◆ About this task ◆
Among the records, which lines include "JSON"? List them.

*** Opening Supplied data ***

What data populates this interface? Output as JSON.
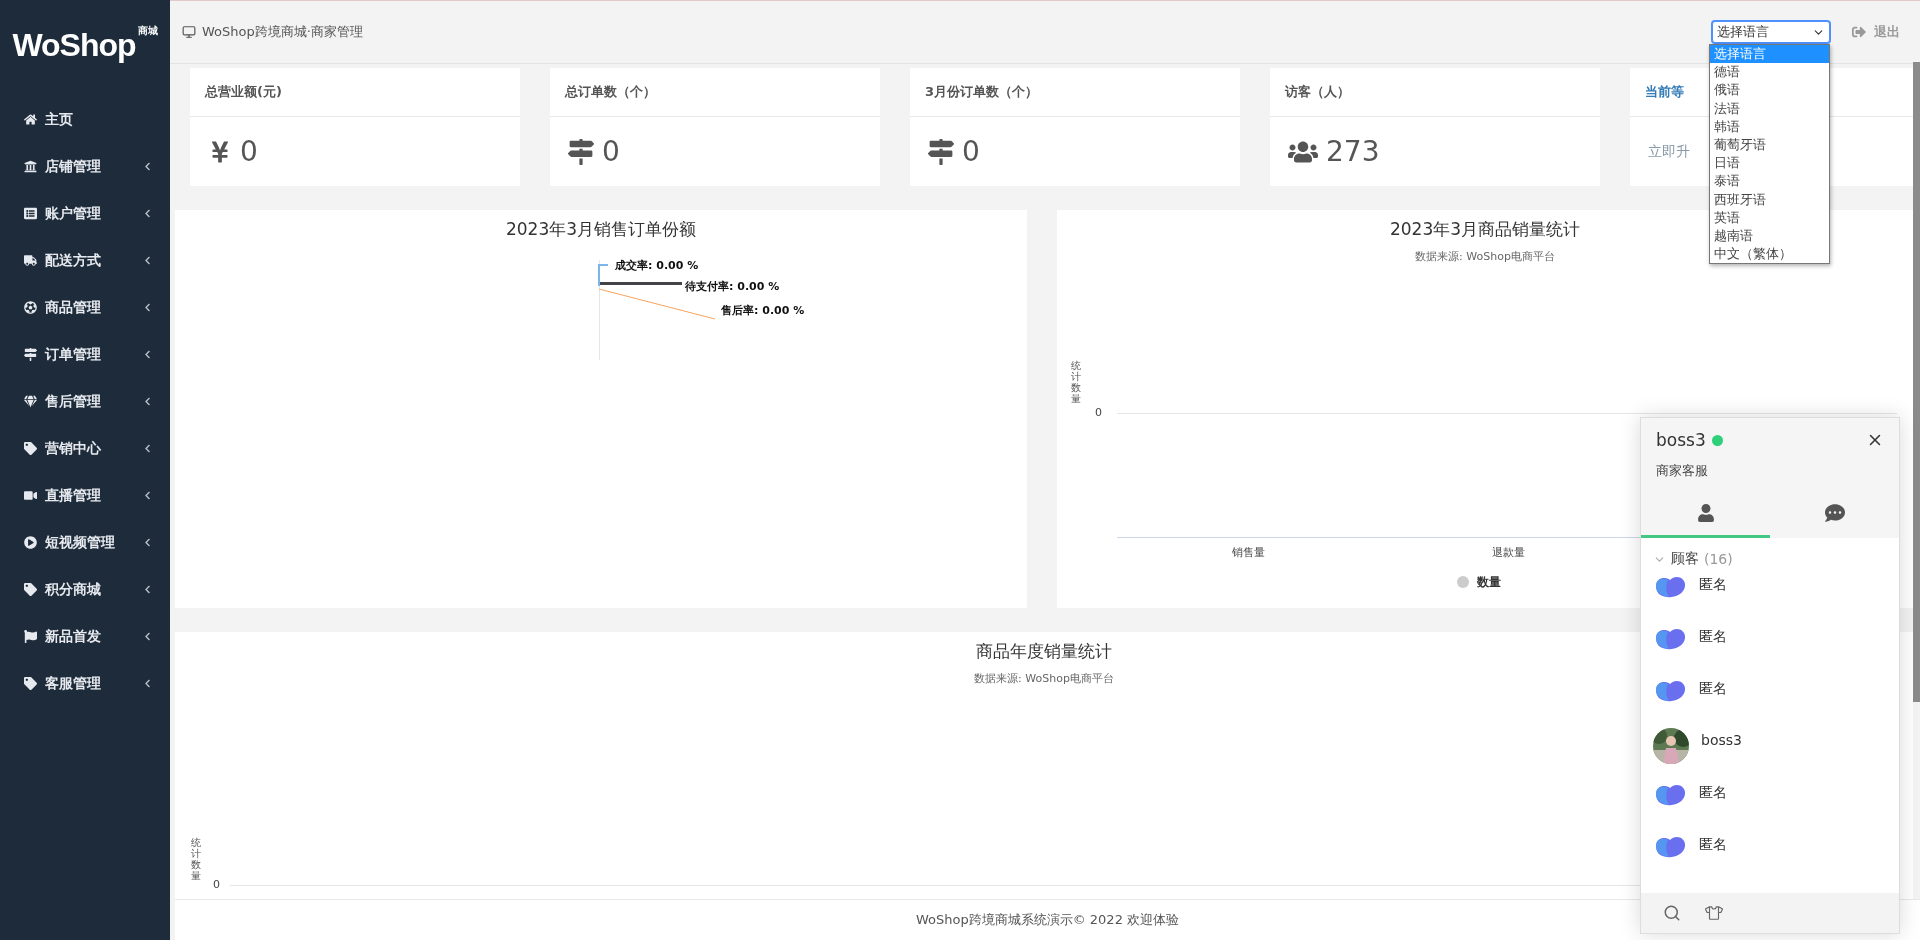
{
  "sidebar": {
    "logo": {
      "text": "WoShop",
      "badge": "商城"
    },
    "items": [
      {
        "label": "主页",
        "has_children": false
      },
      {
        "label": "店铺管理",
        "has_children": true
      },
      {
        "label": "账户管理",
        "has_children": true
      },
      {
        "label": "配送方式",
        "has_children": true
      },
      {
        "label": "商品管理",
        "has_children": true
      },
      {
        "label": "订单管理",
        "has_children": true
      },
      {
        "label": "售后管理",
        "has_children": true
      },
      {
        "label": "营销中心",
        "has_children": true
      },
      {
        "label": "直播管理",
        "has_children": true
      },
      {
        "label": "短视频管理",
        "has_children": true
      },
      {
        "label": "积分商城",
        "has_children": true
      },
      {
        "label": "新品首发",
        "has_children": true
      },
      {
        "label": "客服管理",
        "has_children": true
      }
    ]
  },
  "topbar": {
    "breadcrumb": "WoShop跨境商城·商家管理",
    "language_select": {
      "value": "选择语言",
      "expanded": true,
      "options": [
        {
          "label": "选择语言",
          "selected": true
        },
        {
          "label": "德语",
          "selected": false
        },
        {
          "label": "俄语",
          "selected": false
        },
        {
          "label": "法语",
          "selected": false
        },
        {
          "label": "韩语",
          "selected": false
        },
        {
          "label": "葡萄牙语",
          "selected": false
        },
        {
          "label": "日语",
          "selected": false
        },
        {
          "label": "泰语",
          "selected": false
        },
        {
          "label": "西班牙语",
          "selected": false
        },
        {
          "label": "英语",
          "selected": false
        },
        {
          "label": "越南语",
          "selected": false
        },
        {
          "label": "中文（繁体）",
          "selected": false
        }
      ]
    },
    "logout": "退出"
  },
  "stats": [
    {
      "title": "总营业额(元)",
      "value": "0",
      "kind": "money"
    },
    {
      "title": "总订单数（个）",
      "value": "0",
      "kind": "orders"
    },
    {
      "title": "3月份订单数（个）",
      "value": "0",
      "kind": "orders"
    },
    {
      "title": "访客（人）",
      "value": "273",
      "kind": "visitors"
    },
    {
      "title": "当前等",
      "value": "立即升",
      "kind": "link"
    }
  ],
  "pie_panel": {
    "title": "2023年3月销售订单份额",
    "labels": [
      {
        "text": "成交率: 0.00 %",
        "color": "#7cb5ec"
      },
      {
        "text": "待支付率: 0.00 %",
        "color": "#434348"
      },
      {
        "text": "售后率: 0.00 %",
        "color": "#f7a35c"
      }
    ]
  },
  "bar_panel": {
    "title": "2023年3月商品销量统计",
    "subtitle": "数据来源: WoShop电商平台",
    "y_label": "统计数量",
    "y_tick": "0",
    "categories": [
      "销售量",
      "退款量"
    ],
    "legend": {
      "name": "数量",
      "color": "#cccccc"
    }
  },
  "yearly_panel": {
    "title": "商品年度销量统计",
    "subtitle": "数据来源: WoShop电商平台",
    "y_label": "统计数量",
    "y_tick": "0"
  },
  "footer": "WoShop跨境商城系统演示© 2022 欢迎体验",
  "chat": {
    "name": "boss3",
    "online": true,
    "role": "商家客服",
    "tabs": [
      {
        "selected": true
      },
      {
        "selected": false
      }
    ],
    "group": {
      "label": "顾客",
      "count": "(16)",
      "expanded": true
    },
    "contacts": [
      {
        "name": "匿名",
        "kind": "logo"
      },
      {
        "name": "匿名",
        "kind": "logo"
      },
      {
        "name": "匿名",
        "kind": "logo"
      },
      {
        "name": "boss3"
      },
      {
        "name": "匿名",
        "kind": "logo"
      },
      {
        "name": "匿名",
        "kind": "logo"
      }
    ]
  }
}
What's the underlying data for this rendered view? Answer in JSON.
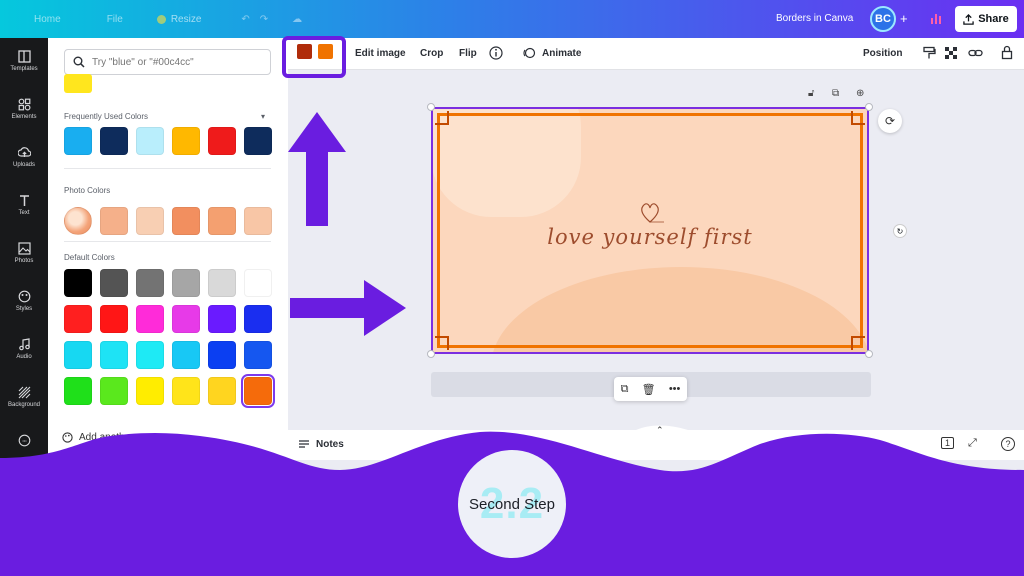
{
  "topbar": {
    "home": "Home",
    "file": "File",
    "resize": "Resize",
    "doc_title": "Borders in Canva",
    "avatar_initials": "BC",
    "share_label": "Share",
    "gradient_colors": [
      "#05c8dd",
      "#2e7ee8",
      "#6b2ff2"
    ]
  },
  "rail": {
    "items": [
      {
        "label": "Templates",
        "icon": "template-icon"
      },
      {
        "label": "Elements",
        "icon": "elements-icon"
      },
      {
        "label": "Uploads",
        "icon": "upload-icon"
      },
      {
        "label": "Text",
        "icon": "text-icon"
      },
      {
        "label": "Photos",
        "icon": "photos-icon"
      },
      {
        "label": "Styles",
        "icon": "styles-icon"
      },
      {
        "label": "Audio",
        "icon": "audio-icon"
      },
      {
        "label": "Background",
        "icon": "background-icon"
      }
    ]
  },
  "panel": {
    "search_placeholder": "Try \"blue\" or \"#00c4cc\"",
    "frequent_title": "Frequently Used Colors",
    "frequent_colors": [
      "#19aef0",
      "#0e2c5c",
      "#b9eefc",
      "#ffb800",
      "#ef1b1b",
      "#0e2c5c"
    ],
    "photo_title": "Photo Colors",
    "photo_colors": [
      "#f5b08a",
      "#f8cfb3",
      "#f28f5f",
      "#f4a070",
      "#f8c6a6"
    ],
    "default_title": "Default Colors",
    "default_colors": [
      [
        "#000000",
        "#545454",
        "#737373",
        "#a6a6a6",
        "#d9d9d9",
        "#ffffff"
      ],
      [
        "#ff1f1f",
        "#ff1616",
        "#ff2bd9",
        "#e73ae8",
        "#6a1bff",
        "#1a2ef0"
      ],
      [
        "#17d8f2",
        "#1ee3f5",
        "#1eeaf5",
        "#18c8f5",
        "#0b3ff2",
        "#1557f0"
      ],
      [
        "#1fe01a",
        "#5ae81d",
        "#ffed00",
        "#ffe41a",
        "#ffd51f",
        "#f56b0b"
      ]
    ],
    "add_color_label": "Add another"
  },
  "toolbar": {
    "chip_colors": [
      "#b02c0a",
      "#f07300"
    ],
    "edit_image": "Edit image",
    "crop": "Crop",
    "flip": "Flip",
    "animate": "Animate",
    "position": "Position"
  },
  "canvas": {
    "text": "love yourself first",
    "border_color": "#f07300",
    "background_color": "#fcd7bd"
  },
  "bottom": {
    "notes_label": "Notes",
    "page_number": "1"
  },
  "overlay": {
    "step_number": "2.2",
    "step_label": "Second Step",
    "accent_color": "#6a1de0"
  }
}
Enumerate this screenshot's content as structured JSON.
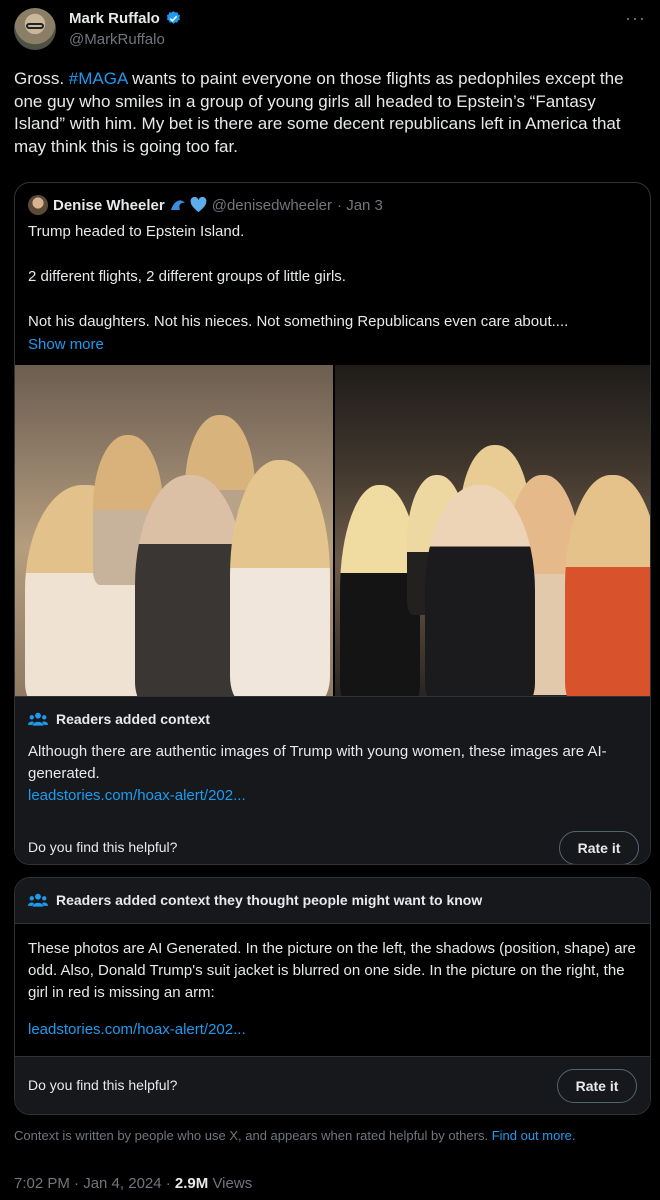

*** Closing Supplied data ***

◆ Output for this task ◆
What data populates this interface? Output as JSON.
What's the underlying data for this rendered view? Answer in JSON.
Enumerate this screenshot's content as structured JSON.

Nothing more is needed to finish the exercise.